Borrow- Borrowed – Borrowed

Lend – Lent- Lent

There is a very simple difference between borrow and lend, however it is a difference that many people find hard to understand. To make it simple, borrow is the action of taking something from someone for a short period of time and lend is the opposite, the action of giving something to someone again, for a short period of time.

Here are a few examples:

Can I borrow your pen?

I will lend you my pen.

 

Can she borrow your bag?

I will lend her my bag.

 

Can I borrow your phone?

I will lend you my phone.

 

Could you lend me some money?

Ask Laura to lend you some as I don’t have any.

Laura, could I borrow some money please?

 

Can she borrow your laptop?

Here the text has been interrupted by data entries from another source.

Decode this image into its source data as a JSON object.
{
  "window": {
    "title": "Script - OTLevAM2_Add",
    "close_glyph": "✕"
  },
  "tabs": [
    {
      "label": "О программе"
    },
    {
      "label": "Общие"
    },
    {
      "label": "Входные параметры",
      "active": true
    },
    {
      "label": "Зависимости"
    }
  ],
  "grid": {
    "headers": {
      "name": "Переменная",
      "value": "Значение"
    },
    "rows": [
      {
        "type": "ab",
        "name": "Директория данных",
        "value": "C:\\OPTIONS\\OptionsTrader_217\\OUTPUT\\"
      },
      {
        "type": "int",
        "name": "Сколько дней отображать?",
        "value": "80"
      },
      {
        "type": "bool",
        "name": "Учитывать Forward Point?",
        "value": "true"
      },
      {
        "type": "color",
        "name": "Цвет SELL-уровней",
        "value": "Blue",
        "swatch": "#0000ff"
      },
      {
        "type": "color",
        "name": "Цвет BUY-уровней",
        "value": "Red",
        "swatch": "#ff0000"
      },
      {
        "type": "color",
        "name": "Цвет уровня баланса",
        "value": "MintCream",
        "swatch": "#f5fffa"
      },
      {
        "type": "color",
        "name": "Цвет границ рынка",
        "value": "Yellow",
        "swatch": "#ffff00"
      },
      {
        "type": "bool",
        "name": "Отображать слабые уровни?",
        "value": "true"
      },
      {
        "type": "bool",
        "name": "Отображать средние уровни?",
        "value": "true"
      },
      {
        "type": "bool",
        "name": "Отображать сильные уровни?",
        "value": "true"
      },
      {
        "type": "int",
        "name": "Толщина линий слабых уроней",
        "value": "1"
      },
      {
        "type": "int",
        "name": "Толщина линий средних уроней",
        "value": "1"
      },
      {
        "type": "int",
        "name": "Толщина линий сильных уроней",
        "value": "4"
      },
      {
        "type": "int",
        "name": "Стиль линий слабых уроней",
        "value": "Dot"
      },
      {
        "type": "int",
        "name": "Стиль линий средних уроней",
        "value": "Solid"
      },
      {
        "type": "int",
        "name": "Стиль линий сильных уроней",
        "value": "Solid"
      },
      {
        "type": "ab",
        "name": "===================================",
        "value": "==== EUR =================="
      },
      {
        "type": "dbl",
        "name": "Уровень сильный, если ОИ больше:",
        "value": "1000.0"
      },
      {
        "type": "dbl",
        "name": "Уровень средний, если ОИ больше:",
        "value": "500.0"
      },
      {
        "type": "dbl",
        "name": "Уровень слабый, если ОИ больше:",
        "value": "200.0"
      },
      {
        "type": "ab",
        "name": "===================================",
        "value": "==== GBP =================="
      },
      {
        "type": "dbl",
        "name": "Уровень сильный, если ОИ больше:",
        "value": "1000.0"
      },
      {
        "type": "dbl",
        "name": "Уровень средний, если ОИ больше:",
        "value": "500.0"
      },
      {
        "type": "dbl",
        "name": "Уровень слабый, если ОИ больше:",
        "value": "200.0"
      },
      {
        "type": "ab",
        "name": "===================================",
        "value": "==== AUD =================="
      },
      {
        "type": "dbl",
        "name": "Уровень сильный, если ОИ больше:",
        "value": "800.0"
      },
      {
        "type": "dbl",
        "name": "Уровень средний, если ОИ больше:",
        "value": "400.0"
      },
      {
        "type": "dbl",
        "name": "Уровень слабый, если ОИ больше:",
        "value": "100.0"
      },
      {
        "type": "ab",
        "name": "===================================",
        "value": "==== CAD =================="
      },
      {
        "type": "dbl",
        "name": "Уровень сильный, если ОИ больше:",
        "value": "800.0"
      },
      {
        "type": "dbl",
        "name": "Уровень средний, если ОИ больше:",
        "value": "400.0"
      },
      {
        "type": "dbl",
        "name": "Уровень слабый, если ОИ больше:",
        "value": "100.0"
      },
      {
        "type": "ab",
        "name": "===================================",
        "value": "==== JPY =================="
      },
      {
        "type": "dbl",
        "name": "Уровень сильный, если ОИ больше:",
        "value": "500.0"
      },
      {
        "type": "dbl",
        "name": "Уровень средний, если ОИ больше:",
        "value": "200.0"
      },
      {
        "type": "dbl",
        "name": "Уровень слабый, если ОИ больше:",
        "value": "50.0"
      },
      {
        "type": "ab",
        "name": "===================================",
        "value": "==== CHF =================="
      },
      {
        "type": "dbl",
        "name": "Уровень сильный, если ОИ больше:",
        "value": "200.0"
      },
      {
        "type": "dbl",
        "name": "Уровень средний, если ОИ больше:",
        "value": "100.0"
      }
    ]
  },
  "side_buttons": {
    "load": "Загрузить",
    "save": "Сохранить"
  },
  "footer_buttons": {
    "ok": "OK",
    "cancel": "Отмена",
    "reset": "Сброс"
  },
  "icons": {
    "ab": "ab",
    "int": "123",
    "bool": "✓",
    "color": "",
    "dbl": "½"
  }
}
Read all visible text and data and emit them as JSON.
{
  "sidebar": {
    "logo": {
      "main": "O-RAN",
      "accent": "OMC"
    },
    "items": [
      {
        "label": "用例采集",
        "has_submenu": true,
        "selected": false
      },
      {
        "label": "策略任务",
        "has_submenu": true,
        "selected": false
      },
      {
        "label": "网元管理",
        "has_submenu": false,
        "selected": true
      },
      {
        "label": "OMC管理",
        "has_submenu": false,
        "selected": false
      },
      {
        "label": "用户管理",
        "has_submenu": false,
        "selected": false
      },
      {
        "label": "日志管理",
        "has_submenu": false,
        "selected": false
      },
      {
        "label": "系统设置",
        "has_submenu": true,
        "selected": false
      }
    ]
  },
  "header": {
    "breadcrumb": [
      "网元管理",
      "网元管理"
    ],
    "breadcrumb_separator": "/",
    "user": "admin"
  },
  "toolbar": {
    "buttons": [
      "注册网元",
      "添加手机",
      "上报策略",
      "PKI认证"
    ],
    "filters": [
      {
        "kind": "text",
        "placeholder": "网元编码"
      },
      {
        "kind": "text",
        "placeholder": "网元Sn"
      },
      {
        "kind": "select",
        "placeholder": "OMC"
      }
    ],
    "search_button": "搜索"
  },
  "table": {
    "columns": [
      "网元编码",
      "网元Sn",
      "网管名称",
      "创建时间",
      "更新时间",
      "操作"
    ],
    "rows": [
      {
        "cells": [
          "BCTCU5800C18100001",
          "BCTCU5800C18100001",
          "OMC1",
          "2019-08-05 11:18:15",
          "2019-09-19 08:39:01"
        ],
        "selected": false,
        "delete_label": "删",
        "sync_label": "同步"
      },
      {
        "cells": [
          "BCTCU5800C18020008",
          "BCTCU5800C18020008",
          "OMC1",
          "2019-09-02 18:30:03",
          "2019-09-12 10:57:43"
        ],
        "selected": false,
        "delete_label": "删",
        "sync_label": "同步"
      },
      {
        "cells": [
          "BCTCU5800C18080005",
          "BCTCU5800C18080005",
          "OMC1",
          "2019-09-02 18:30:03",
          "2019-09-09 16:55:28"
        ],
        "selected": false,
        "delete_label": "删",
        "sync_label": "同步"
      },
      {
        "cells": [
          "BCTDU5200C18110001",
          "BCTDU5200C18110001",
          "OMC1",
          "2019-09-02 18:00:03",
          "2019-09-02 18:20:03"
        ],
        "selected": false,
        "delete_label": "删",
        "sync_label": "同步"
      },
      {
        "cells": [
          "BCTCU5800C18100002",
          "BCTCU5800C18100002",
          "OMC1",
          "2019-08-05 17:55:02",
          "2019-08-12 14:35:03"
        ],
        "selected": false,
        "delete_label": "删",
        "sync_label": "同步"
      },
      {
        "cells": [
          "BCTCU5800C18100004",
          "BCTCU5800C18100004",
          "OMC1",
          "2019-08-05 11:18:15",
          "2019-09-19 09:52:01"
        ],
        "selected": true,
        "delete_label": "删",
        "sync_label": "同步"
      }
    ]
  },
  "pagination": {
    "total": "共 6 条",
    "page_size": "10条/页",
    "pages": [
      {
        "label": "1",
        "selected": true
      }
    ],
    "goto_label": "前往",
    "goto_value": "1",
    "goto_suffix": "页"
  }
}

I am sorry I have already lent it to someone! Doesn’t she have one?

 

Personal pronouns always come after the word lend: I will lend you some money

 

Take a look at the table below to help you understand the concept.

 

 

When you think you are ready have a go at the word choice exercise which is followed by a true or false task!

Good luck!

Borrow/Lend - Fill in the Blank

Read the text below and choose the correct verb.

Borrow/Lend - True or False

Indicate which sentences are true and which ones are false.